╭──
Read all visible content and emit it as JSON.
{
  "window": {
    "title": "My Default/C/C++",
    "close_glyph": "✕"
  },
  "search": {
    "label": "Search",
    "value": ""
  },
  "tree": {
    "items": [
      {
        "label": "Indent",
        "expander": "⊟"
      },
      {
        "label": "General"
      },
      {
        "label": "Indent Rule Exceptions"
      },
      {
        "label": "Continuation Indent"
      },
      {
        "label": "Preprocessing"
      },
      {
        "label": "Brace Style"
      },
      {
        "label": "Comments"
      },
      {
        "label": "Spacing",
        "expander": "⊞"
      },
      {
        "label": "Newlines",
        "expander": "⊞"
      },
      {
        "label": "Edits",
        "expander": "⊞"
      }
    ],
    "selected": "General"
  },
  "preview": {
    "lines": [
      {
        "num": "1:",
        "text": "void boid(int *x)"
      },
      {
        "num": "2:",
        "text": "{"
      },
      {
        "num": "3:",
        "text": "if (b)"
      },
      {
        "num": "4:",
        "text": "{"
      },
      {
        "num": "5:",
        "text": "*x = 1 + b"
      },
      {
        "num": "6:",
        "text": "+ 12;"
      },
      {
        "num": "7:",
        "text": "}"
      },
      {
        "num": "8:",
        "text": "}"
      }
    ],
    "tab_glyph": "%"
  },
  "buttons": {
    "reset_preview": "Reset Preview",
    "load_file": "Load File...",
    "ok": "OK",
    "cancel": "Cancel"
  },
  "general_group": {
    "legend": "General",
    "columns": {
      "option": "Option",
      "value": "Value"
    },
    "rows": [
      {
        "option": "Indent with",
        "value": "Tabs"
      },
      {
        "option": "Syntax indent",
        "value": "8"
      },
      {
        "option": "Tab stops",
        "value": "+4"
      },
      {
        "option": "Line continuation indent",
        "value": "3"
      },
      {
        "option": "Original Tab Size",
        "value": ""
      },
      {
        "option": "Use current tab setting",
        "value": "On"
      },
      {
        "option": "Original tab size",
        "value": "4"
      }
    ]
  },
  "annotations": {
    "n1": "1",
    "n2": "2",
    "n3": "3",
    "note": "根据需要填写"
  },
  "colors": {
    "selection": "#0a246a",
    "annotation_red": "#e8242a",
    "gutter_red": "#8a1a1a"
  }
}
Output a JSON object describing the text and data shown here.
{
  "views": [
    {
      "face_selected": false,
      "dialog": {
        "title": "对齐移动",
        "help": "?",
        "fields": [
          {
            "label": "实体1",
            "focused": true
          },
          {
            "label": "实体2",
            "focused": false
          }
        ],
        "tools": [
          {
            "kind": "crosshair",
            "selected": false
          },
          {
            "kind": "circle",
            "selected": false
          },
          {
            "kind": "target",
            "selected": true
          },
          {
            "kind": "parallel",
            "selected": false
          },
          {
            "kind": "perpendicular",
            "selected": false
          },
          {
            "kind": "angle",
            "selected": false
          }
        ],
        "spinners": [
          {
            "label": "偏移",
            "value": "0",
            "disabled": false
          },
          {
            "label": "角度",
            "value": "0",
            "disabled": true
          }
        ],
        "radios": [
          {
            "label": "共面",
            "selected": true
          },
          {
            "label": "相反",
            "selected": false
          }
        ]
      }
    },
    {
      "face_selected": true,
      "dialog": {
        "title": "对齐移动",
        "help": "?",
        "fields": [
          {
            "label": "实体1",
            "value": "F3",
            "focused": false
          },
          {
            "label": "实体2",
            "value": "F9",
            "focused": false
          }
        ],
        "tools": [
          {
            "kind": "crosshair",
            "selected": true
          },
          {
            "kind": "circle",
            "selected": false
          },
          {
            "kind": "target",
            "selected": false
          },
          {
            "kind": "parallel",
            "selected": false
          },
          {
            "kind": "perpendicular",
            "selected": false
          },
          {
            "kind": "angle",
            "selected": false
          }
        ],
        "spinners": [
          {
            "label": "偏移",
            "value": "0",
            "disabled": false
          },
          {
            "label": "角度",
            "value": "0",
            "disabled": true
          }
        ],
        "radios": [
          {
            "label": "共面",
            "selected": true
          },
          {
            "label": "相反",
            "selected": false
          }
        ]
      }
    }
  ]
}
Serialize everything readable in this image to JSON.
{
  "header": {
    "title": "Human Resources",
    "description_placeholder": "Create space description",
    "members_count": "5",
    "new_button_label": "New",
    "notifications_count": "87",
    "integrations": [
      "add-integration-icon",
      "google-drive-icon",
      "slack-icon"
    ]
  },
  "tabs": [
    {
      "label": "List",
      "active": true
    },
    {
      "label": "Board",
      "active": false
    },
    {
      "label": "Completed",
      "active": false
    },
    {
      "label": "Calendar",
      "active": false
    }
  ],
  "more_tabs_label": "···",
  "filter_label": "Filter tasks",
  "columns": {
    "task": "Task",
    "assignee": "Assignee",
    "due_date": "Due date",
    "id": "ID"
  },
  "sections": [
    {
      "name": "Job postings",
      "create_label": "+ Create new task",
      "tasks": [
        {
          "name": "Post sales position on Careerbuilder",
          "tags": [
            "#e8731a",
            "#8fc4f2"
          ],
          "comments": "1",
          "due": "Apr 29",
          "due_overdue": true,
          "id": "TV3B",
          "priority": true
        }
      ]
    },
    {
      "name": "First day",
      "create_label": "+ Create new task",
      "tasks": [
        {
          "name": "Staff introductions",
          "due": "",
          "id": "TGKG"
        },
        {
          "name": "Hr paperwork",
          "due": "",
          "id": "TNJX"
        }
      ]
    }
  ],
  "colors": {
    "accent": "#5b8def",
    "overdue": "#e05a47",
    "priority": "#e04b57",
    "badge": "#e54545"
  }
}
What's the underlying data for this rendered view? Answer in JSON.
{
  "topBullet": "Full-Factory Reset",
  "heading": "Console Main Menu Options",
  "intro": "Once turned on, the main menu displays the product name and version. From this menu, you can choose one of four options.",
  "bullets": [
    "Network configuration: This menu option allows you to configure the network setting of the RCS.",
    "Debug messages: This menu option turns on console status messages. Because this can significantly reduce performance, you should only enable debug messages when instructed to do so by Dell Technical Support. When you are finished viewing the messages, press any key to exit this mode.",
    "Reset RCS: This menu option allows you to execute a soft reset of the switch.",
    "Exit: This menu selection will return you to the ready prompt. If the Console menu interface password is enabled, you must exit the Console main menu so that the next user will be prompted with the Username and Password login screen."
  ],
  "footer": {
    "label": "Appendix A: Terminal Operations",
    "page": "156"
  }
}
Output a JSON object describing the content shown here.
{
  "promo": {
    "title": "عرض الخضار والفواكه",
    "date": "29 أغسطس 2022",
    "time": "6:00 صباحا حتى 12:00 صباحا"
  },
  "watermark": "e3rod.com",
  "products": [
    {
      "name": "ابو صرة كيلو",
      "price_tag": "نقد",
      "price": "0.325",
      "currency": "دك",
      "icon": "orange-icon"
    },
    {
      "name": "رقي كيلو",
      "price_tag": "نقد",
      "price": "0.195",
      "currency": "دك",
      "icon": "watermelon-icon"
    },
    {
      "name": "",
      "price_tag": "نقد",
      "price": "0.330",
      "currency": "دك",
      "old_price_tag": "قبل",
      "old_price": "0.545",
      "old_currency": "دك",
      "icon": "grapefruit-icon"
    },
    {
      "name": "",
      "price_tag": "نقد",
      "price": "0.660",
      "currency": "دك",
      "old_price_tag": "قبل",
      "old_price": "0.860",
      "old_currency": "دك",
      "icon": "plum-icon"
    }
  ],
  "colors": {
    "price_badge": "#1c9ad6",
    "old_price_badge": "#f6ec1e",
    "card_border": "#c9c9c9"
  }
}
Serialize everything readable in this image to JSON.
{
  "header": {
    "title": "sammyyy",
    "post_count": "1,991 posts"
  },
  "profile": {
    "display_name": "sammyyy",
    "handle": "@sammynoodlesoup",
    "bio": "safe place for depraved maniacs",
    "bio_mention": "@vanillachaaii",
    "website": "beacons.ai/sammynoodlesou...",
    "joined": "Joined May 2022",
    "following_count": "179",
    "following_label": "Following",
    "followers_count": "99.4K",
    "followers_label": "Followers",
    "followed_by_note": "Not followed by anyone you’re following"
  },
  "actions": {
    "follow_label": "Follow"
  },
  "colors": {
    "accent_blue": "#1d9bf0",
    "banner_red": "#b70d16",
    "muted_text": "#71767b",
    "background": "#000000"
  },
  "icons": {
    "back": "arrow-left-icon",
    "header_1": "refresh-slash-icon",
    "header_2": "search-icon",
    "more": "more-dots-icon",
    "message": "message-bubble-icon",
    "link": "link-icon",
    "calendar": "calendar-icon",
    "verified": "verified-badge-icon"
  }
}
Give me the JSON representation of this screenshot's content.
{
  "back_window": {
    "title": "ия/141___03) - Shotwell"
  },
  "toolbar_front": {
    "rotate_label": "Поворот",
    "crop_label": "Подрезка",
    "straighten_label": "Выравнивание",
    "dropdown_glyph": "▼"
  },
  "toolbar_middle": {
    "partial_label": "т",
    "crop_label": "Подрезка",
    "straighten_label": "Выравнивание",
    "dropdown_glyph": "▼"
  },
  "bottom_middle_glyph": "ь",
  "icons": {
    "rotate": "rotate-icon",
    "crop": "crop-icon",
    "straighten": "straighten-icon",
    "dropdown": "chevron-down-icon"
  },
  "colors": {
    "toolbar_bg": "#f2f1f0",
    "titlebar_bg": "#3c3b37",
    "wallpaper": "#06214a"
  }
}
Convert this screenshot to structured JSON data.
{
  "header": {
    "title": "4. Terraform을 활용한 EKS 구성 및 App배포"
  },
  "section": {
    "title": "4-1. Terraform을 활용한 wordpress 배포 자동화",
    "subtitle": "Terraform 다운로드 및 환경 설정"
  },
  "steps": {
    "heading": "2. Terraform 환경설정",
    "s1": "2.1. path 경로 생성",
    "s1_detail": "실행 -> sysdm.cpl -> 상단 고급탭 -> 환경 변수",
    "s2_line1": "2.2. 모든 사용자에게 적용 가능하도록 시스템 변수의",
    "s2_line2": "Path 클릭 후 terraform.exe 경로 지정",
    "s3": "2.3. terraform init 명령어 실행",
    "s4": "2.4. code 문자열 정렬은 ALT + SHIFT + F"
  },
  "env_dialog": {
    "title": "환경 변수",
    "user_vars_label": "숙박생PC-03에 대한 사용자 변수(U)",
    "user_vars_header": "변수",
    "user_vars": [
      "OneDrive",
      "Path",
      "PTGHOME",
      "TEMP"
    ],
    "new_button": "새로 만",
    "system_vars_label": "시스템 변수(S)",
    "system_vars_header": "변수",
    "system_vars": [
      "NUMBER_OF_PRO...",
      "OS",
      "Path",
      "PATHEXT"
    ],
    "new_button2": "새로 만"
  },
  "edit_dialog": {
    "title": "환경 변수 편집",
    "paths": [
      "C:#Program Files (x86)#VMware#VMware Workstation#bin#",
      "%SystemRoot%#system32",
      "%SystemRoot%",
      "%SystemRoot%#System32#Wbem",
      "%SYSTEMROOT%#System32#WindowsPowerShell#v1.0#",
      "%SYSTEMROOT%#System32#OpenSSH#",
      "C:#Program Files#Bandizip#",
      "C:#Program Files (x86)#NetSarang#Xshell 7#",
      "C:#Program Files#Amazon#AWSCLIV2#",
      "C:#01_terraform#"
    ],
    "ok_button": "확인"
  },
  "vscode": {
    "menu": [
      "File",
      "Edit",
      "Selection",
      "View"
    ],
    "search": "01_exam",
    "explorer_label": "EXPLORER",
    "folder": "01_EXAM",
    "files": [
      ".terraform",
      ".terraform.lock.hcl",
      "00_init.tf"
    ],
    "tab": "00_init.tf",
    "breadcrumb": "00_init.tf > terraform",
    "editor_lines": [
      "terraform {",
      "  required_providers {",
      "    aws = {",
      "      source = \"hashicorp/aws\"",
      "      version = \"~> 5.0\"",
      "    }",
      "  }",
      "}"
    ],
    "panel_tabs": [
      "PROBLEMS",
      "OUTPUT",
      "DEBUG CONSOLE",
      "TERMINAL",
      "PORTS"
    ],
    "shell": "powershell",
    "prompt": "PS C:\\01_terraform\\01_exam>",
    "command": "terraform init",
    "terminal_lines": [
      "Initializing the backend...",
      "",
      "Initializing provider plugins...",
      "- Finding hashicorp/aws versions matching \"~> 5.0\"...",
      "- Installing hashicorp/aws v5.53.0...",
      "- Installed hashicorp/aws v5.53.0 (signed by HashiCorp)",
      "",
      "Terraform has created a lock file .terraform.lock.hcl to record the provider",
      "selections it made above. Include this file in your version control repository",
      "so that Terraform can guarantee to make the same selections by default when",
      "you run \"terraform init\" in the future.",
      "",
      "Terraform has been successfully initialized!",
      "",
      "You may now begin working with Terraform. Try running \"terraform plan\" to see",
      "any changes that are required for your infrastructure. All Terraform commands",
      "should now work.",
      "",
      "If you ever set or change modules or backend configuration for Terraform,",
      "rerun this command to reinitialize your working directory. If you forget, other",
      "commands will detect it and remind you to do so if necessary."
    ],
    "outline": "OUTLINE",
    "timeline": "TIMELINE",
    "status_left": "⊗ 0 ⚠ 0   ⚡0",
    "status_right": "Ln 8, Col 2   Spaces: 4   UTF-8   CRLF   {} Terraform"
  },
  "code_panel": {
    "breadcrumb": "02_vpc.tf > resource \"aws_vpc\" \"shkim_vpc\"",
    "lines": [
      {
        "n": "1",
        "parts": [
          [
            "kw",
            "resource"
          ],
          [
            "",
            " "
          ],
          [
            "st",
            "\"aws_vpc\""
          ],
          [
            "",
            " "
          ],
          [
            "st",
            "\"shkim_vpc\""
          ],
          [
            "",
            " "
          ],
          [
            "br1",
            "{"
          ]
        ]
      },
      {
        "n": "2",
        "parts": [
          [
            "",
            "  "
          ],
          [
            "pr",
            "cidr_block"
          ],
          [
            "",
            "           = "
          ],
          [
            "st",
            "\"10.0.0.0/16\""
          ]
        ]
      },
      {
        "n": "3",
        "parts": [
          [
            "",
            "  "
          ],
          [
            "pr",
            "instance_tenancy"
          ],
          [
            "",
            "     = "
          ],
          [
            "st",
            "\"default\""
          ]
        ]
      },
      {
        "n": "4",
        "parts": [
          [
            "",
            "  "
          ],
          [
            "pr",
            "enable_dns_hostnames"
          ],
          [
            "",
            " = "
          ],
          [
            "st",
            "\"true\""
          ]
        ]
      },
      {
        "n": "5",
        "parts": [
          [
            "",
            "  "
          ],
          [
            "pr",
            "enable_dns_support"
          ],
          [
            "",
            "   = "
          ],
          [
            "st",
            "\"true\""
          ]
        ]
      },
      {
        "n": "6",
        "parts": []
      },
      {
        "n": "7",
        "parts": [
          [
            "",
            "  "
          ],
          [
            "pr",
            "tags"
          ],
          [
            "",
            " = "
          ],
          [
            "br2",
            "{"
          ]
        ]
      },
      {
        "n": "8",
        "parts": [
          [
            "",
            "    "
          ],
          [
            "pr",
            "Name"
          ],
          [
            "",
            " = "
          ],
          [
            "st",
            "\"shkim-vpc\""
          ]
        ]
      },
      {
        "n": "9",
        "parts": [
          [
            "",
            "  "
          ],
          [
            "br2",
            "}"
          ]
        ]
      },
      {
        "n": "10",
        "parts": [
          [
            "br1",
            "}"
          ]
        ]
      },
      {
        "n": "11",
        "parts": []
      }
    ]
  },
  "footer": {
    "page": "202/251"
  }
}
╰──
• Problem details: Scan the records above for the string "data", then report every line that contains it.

• Solution to this exercise:
Output a JSON object describing the text and data shown here.
What's the underlying data for this rendered view? Answer in JSON.
Convert this screenshot to structured JSON data.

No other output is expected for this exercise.